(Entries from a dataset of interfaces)
....

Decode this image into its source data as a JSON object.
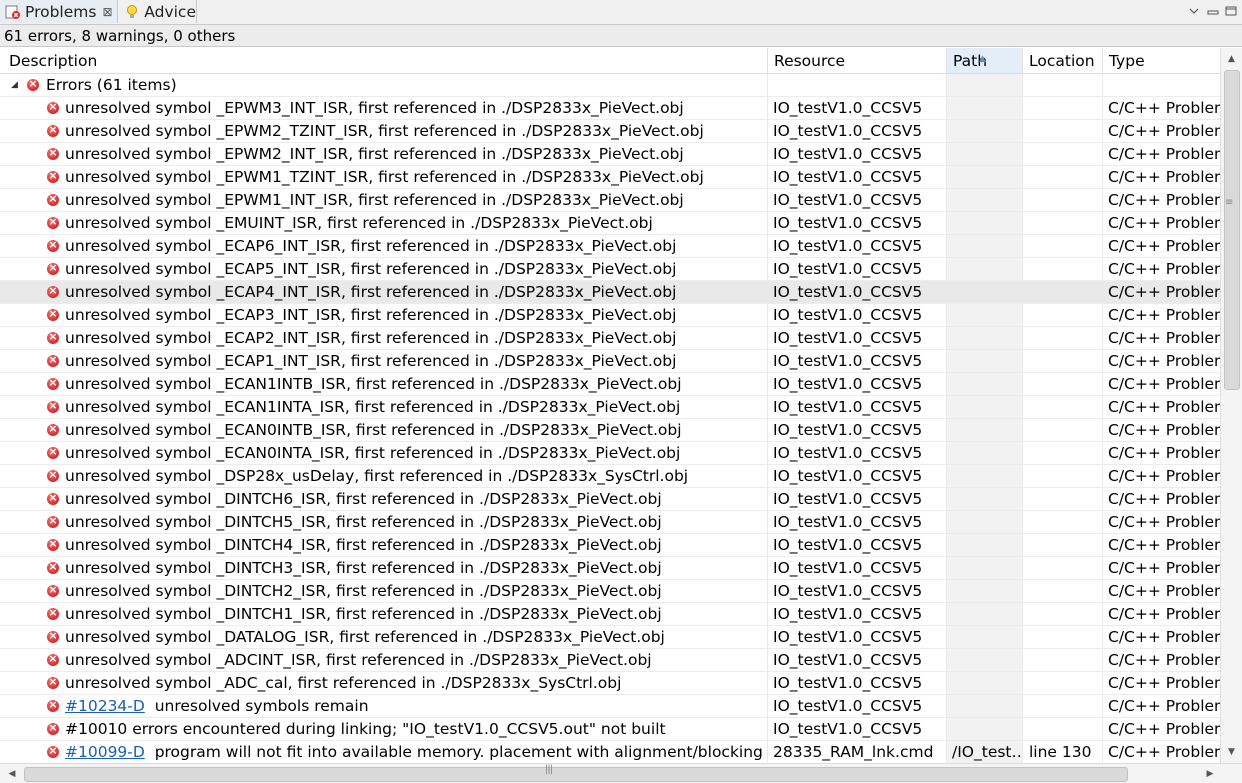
{
  "tabs": [
    {
      "label": "Problems",
      "icon": "problems-view-icon",
      "active": true
    },
    {
      "label": "Advice",
      "icon": "lightbulb-icon",
      "active": false
    }
  ],
  "summary": "61 errors, 8 warnings, 0 others",
  "columns": [
    "Description",
    "Resource",
    "Path",
    "Location",
    "Type"
  ],
  "sorted_column": "Path",
  "group": {
    "label": "Errors (61 items)",
    "expanded": true
  },
  "rows": [
    {
      "link": "",
      "text": "unresolved symbol _EPWM3_INT_ISR, first referenced in ./DSP2833x_PieVect.obj",
      "resource": "IO_testV1.0_CCSV5",
      "path": "",
      "location": "",
      "type": "C/C++ Problem"
    },
    {
      "link": "",
      "text": "unresolved symbol _EPWM2_TZINT_ISR, first referenced in ./DSP2833x_PieVect.obj",
      "resource": "IO_testV1.0_CCSV5",
      "path": "",
      "location": "",
      "type": "C/C++ Problem"
    },
    {
      "link": "",
      "text": "unresolved symbol _EPWM2_INT_ISR, first referenced in ./DSP2833x_PieVect.obj",
      "resource": "IO_testV1.0_CCSV5",
      "path": "",
      "location": "",
      "type": "C/C++ Problem"
    },
    {
      "link": "",
      "text": "unresolved symbol _EPWM1_TZINT_ISR, first referenced in ./DSP2833x_PieVect.obj",
      "resource": "IO_testV1.0_CCSV5",
      "path": "",
      "location": "",
      "type": "C/C++ Problem"
    },
    {
      "link": "",
      "text": "unresolved symbol _EPWM1_INT_ISR, first referenced in ./DSP2833x_PieVect.obj",
      "resource": "IO_testV1.0_CCSV5",
      "path": "",
      "location": "",
      "type": "C/C++ Problem"
    },
    {
      "link": "",
      "text": "unresolved symbol _EMUINT_ISR, first referenced in ./DSP2833x_PieVect.obj",
      "resource": "IO_testV1.0_CCSV5",
      "path": "",
      "location": "",
      "type": "C/C++ Problem"
    },
    {
      "link": "",
      "text": "unresolved symbol _ECAP6_INT_ISR, first referenced in ./DSP2833x_PieVect.obj",
      "resource": "IO_testV1.0_CCSV5",
      "path": "",
      "location": "",
      "type": "C/C++ Problem"
    },
    {
      "link": "",
      "text": "unresolved symbol _ECAP5_INT_ISR, first referenced in ./DSP2833x_PieVect.obj",
      "resource": "IO_testV1.0_CCSV5",
      "path": "",
      "location": "",
      "type": "C/C++ Problem"
    },
    {
      "link": "",
      "text": "unresolved symbol _ECAP4_INT_ISR, first referenced in ./DSP2833x_PieVect.obj",
      "resource": "IO_testV1.0_CCSV5",
      "path": "",
      "location": "",
      "type": "C/C++ Problem",
      "selected": true
    },
    {
      "link": "",
      "text": "unresolved symbol _ECAP3_INT_ISR, first referenced in ./DSP2833x_PieVect.obj",
      "resource": "IO_testV1.0_CCSV5",
      "path": "",
      "location": "",
      "type": "C/C++ Problem"
    },
    {
      "link": "",
      "text": "unresolved symbol _ECAP2_INT_ISR, first referenced in ./DSP2833x_PieVect.obj",
      "resource": "IO_testV1.0_CCSV5",
      "path": "",
      "location": "",
      "type": "C/C++ Problem"
    },
    {
      "link": "",
      "text": "unresolved symbol _ECAP1_INT_ISR, first referenced in ./DSP2833x_PieVect.obj",
      "resource": "IO_testV1.0_CCSV5",
      "path": "",
      "location": "",
      "type": "C/C++ Problem"
    },
    {
      "link": "",
      "text": "unresolved symbol _ECAN1INTB_ISR, first referenced in ./DSP2833x_PieVect.obj",
      "resource": "IO_testV1.0_CCSV5",
      "path": "",
      "location": "",
      "type": "C/C++ Problem"
    },
    {
      "link": "",
      "text": "unresolved symbol _ECAN1INTA_ISR, first referenced in ./DSP2833x_PieVect.obj",
      "resource": "IO_testV1.0_CCSV5",
      "path": "",
      "location": "",
      "type": "C/C++ Problem"
    },
    {
      "link": "",
      "text": "unresolved symbol _ECAN0INTB_ISR, first referenced in ./DSP2833x_PieVect.obj",
      "resource": "IO_testV1.0_CCSV5",
      "path": "",
      "location": "",
      "type": "C/C++ Problem"
    },
    {
      "link": "",
      "text": "unresolved symbol _ECAN0INTA_ISR, first referenced in ./DSP2833x_PieVect.obj",
      "resource": "IO_testV1.0_CCSV5",
      "path": "",
      "location": "",
      "type": "C/C++ Problem"
    },
    {
      "link": "",
      "text": "unresolved symbol _DSP28x_usDelay, first referenced in ./DSP2833x_SysCtrl.obj",
      "resource": "IO_testV1.0_CCSV5",
      "path": "",
      "location": "",
      "type": "C/C++ Problem"
    },
    {
      "link": "",
      "text": "unresolved symbol _DINTCH6_ISR, first referenced in ./DSP2833x_PieVect.obj",
      "resource": "IO_testV1.0_CCSV5",
      "path": "",
      "location": "",
      "type": "C/C++ Problem"
    },
    {
      "link": "",
      "text": "unresolved symbol _DINTCH5_ISR, first referenced in ./DSP2833x_PieVect.obj",
      "resource": "IO_testV1.0_CCSV5",
      "path": "",
      "location": "",
      "type": "C/C++ Problem"
    },
    {
      "link": "",
      "text": "unresolved symbol _DINTCH4_ISR, first referenced in ./DSP2833x_PieVect.obj",
      "resource": "IO_testV1.0_CCSV5",
      "path": "",
      "location": "",
      "type": "C/C++ Problem"
    },
    {
      "link": "",
      "text": "unresolved symbol _DINTCH3_ISR, first referenced in ./DSP2833x_PieVect.obj",
      "resource": "IO_testV1.0_CCSV5",
      "path": "",
      "location": "",
      "type": "C/C++ Problem"
    },
    {
      "link": "",
      "text": "unresolved symbol _DINTCH2_ISR, first referenced in ./DSP2833x_PieVect.obj",
      "resource": "IO_testV1.0_CCSV5",
      "path": "",
      "location": "",
      "type": "C/C++ Problem"
    },
    {
      "link": "",
      "text": "unresolved symbol _DINTCH1_ISR, first referenced in ./DSP2833x_PieVect.obj",
      "resource": "IO_testV1.0_CCSV5",
      "path": "",
      "location": "",
      "type": "C/C++ Problem"
    },
    {
      "link": "",
      "text": "unresolved symbol _DATALOG_ISR, first referenced in ./DSP2833x_PieVect.obj",
      "resource": "IO_testV1.0_CCSV5",
      "path": "",
      "location": "",
      "type": "C/C++ Problem"
    },
    {
      "link": "",
      "text": "unresolved symbol _ADCINT_ISR, first referenced in ./DSP2833x_PieVect.obj",
      "resource": "IO_testV1.0_CCSV5",
      "path": "",
      "location": "",
      "type": "C/C++ Problem"
    },
    {
      "link": "",
      "text": "unresolved symbol _ADC_cal, first referenced in ./DSP2833x_SysCtrl.obj",
      "resource": "IO_testV1.0_CCSV5",
      "path": "",
      "location": "",
      "type": "C/C++ Problem"
    },
    {
      "link": "#10234-D",
      "text": "unresolved symbols remain",
      "resource": "IO_testV1.0_CCSV5",
      "path": "",
      "location": "",
      "type": "C/C++ Problem"
    },
    {
      "link": "",
      "text": "#10010 errors encountered during linking; \"IO_testV1.0_CCSV5.out\" not built",
      "resource": "IO_testV1.0_CCSV5",
      "path": "",
      "location": "",
      "type": "C/C++ Problem"
    },
    {
      "link": "#10099-D",
      "text": "program will not fit into available memory.  placement with alignment/blocking fails fo",
      "resource": "28335_RAM_lnk.cmd",
      "path": "/IO_test…",
      "location": "line 130",
      "type": "C/C++ Problem"
    }
  ]
}
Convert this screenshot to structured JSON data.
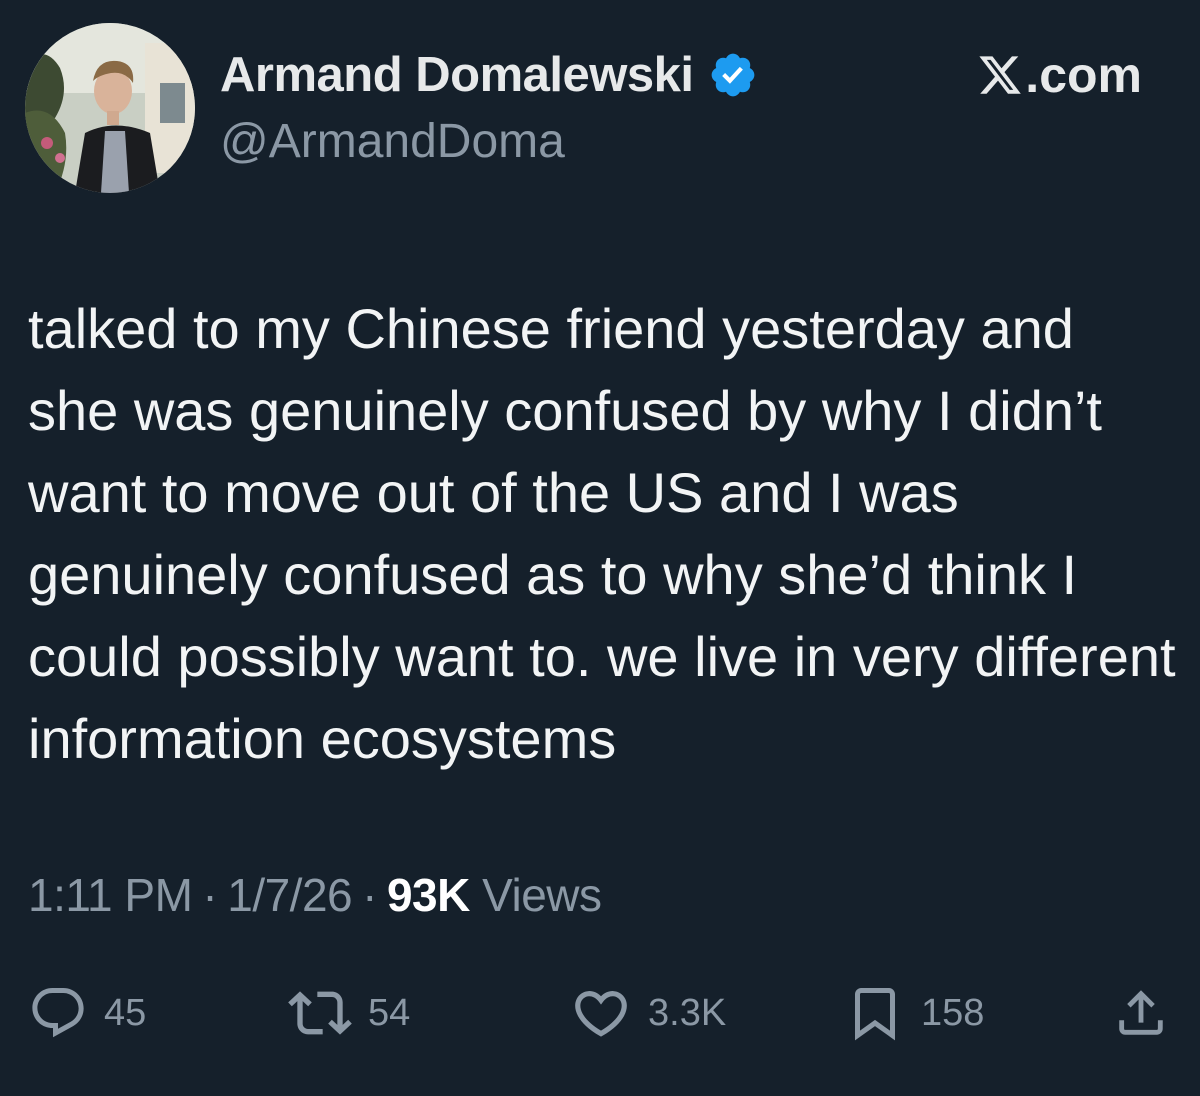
{
  "author": {
    "display_name": "Armand Domalewski",
    "handle": "@ArmandDoma",
    "verified": true,
    "verified_icon": "verified-badge-icon",
    "avatar_icon": "profile-photo"
  },
  "brand": {
    "label": ".com",
    "icon": "x-logo-icon"
  },
  "tweet": {
    "text": "talked to my Chinese friend yesterday and she was genuinely confused by why I didn’t want to move out of the US and I was genuinely confused as to why she’d think I could possibly want to. we live in very different information ecosystems"
  },
  "meta": {
    "time": "1:11 PM",
    "separator": "·",
    "date": "1/7/26",
    "views_count": "93K",
    "views_label": "Views"
  },
  "actions": {
    "reply": {
      "icon": "reply-icon",
      "count": "45"
    },
    "repost": {
      "icon": "repost-icon",
      "count": "54"
    },
    "like": {
      "icon": "heart-icon",
      "count": "3.3K"
    },
    "bookmark": {
      "icon": "bookmark-icon",
      "count": "158"
    },
    "share": {
      "icon": "share-icon"
    }
  },
  "colors": {
    "background": "#15202b",
    "primary_text": "#e7e9ea",
    "secondary_text": "#8b98a5",
    "verified_blue": "#1d9bf0"
  }
}
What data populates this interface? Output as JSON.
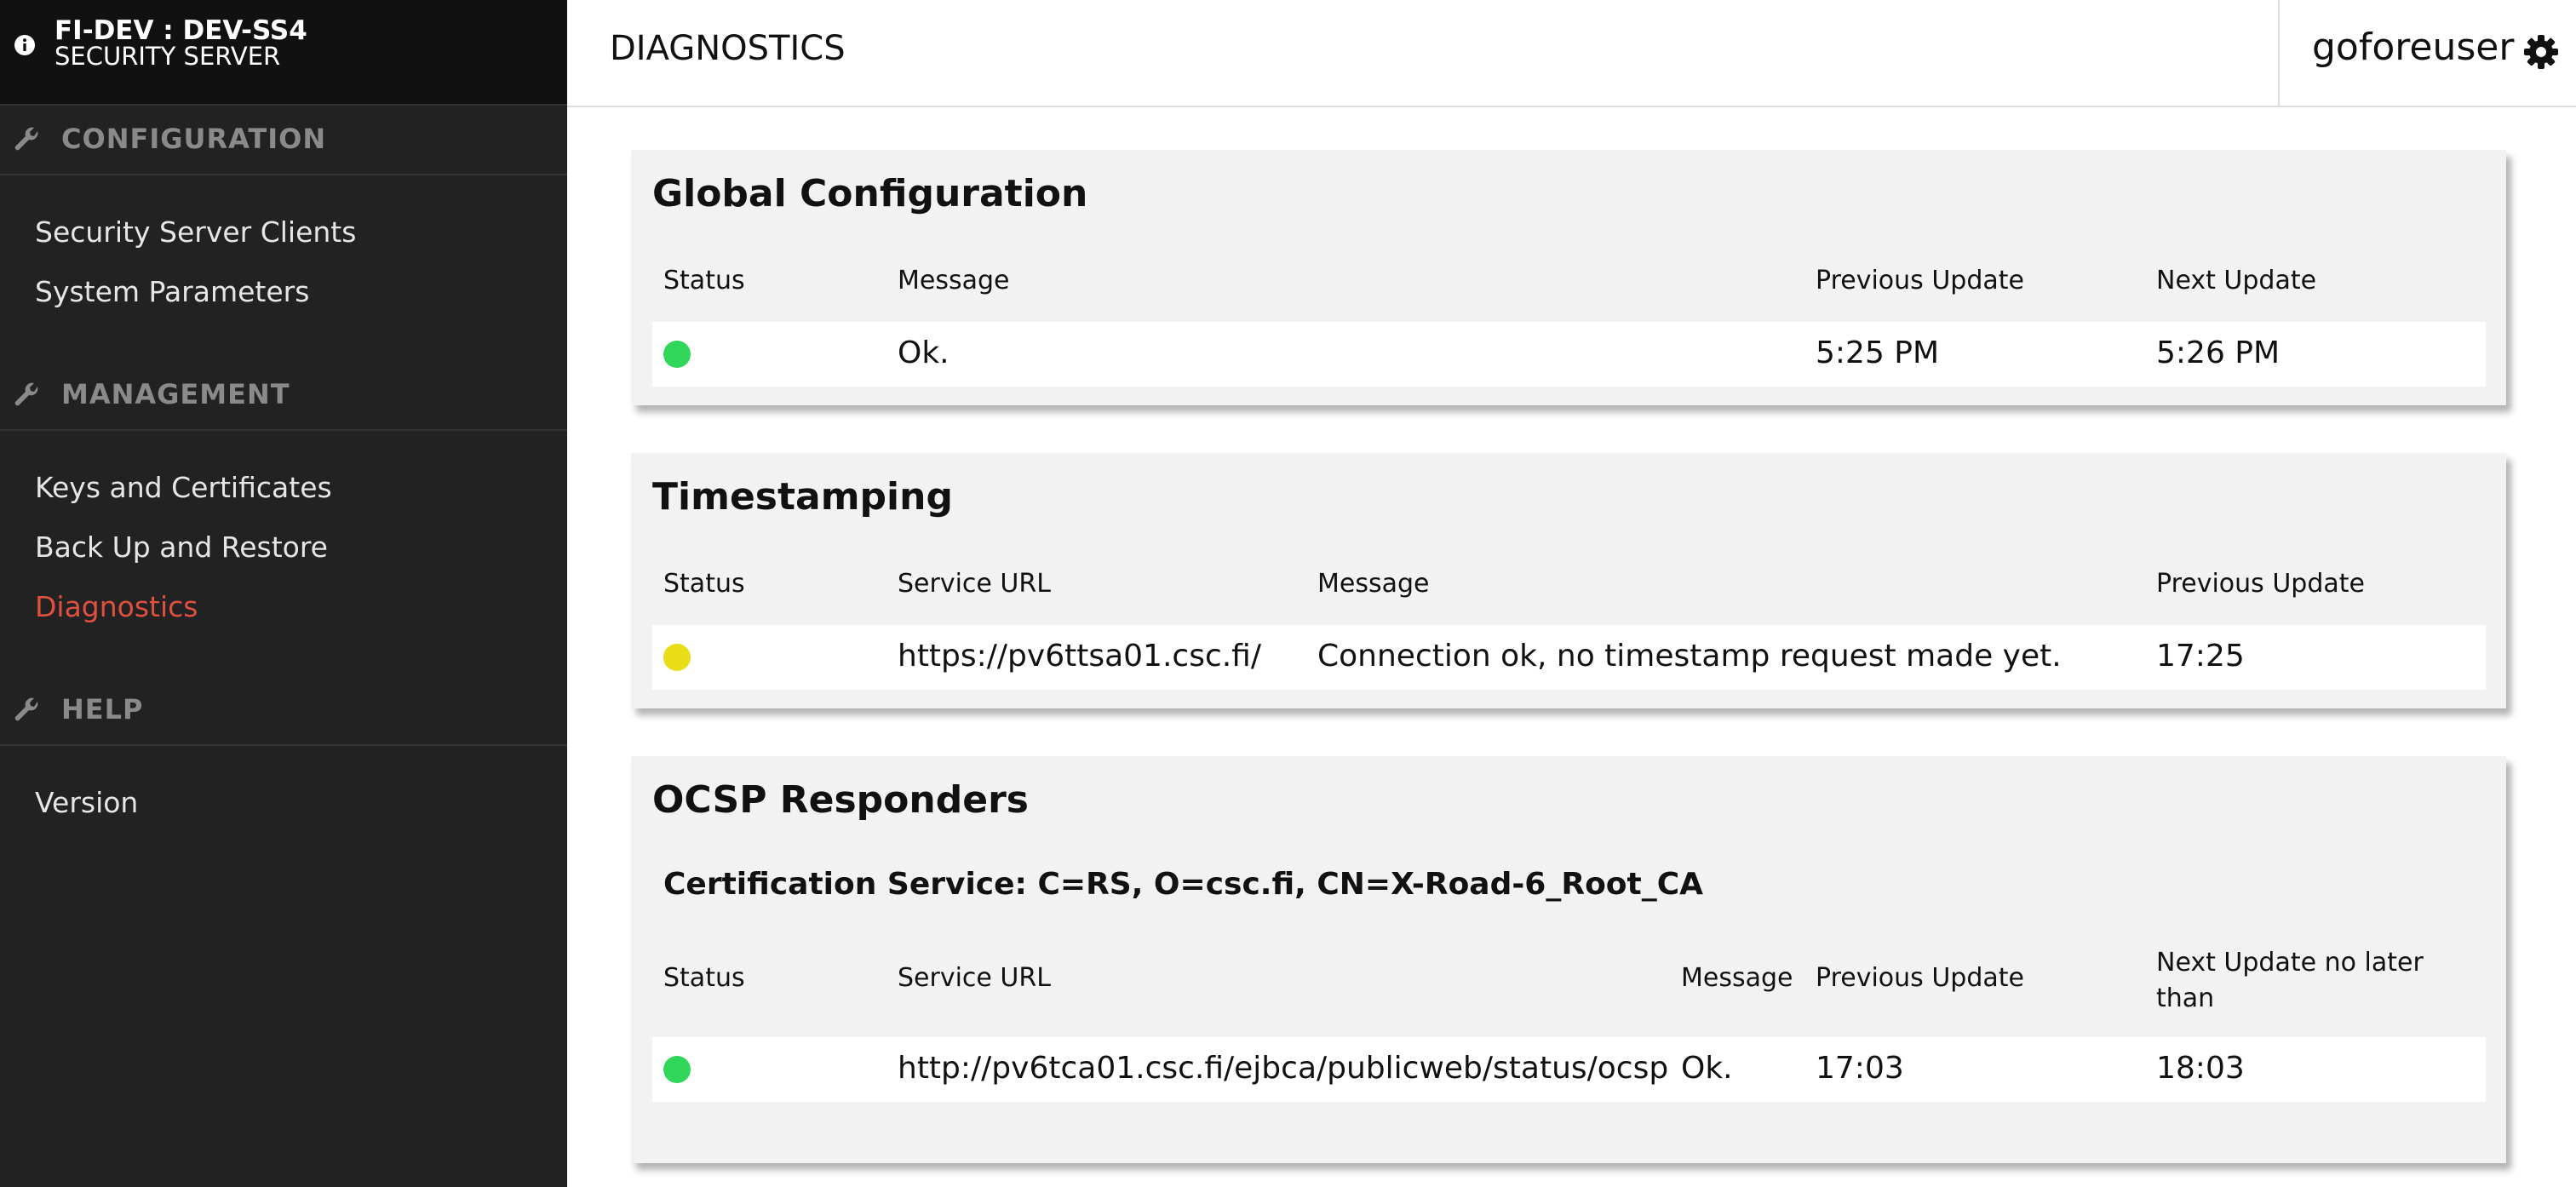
{
  "brand": {
    "line1": "FI-DEV : DEV-SS4",
    "line2": "SECURITY SERVER"
  },
  "sidebar": {
    "sections": [
      {
        "title": "CONFIGURATION",
        "items": [
          "Security Server Clients",
          "System Parameters"
        ]
      },
      {
        "title": "MANAGEMENT",
        "items": [
          "Keys and Certificates",
          "Back Up and Restore",
          "Diagnostics"
        ]
      },
      {
        "title": "HELP",
        "items": [
          "Version"
        ]
      }
    ],
    "active_item": "Diagnostics"
  },
  "header": {
    "title": "DIAGNOSTICS",
    "user": "goforeuser"
  },
  "global_configuration": {
    "title": "Global Configuration",
    "columns": [
      "Status",
      "Message",
      "Previous Update",
      "Next Update"
    ],
    "rows": [
      {
        "status": "green",
        "message": "Ok.",
        "previous_update": "5:25 PM",
        "next_update": "5:26 PM"
      }
    ]
  },
  "timestamping": {
    "title": "Timestamping",
    "columns": [
      "Status",
      "Service URL",
      "Message",
      "Previous Update"
    ],
    "rows": [
      {
        "status": "yellow",
        "service_url": "https://pv6ttsa01.csc.fi/",
        "message": "Connection ok, no timestamp request made yet.",
        "previous_update": "17:25"
      }
    ]
  },
  "ocsp": {
    "title": "OCSP Responders",
    "certification_service": "Certification Service: C=RS, O=csc.fi, CN=X-Road-6_Root_CA",
    "columns": [
      "Status",
      "Service URL",
      "Message",
      "Previous Update",
      "Next Update no later than"
    ],
    "rows": [
      {
        "status": "green",
        "service_url": "http://pv6tca01.csc.fi/ejbca/publicweb/status/ocsp",
        "message": "Ok.",
        "previous_update": "17:03",
        "next_update": "18:03"
      }
    ]
  },
  "colors": {
    "green": "#2fd65a",
    "yellow": "#e8dd16",
    "active_nav": "#e0503f"
  }
}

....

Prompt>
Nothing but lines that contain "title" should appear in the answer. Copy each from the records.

Task response>
        "title": "CONFIGURATION",
        "title": "MANAGEMENT",
        "title": "HELP",
    "title": "DIAGNOSTICS",
    "title": "Global Configuration",
    "title": "Timestamping",
    "title": "OCSP Responders",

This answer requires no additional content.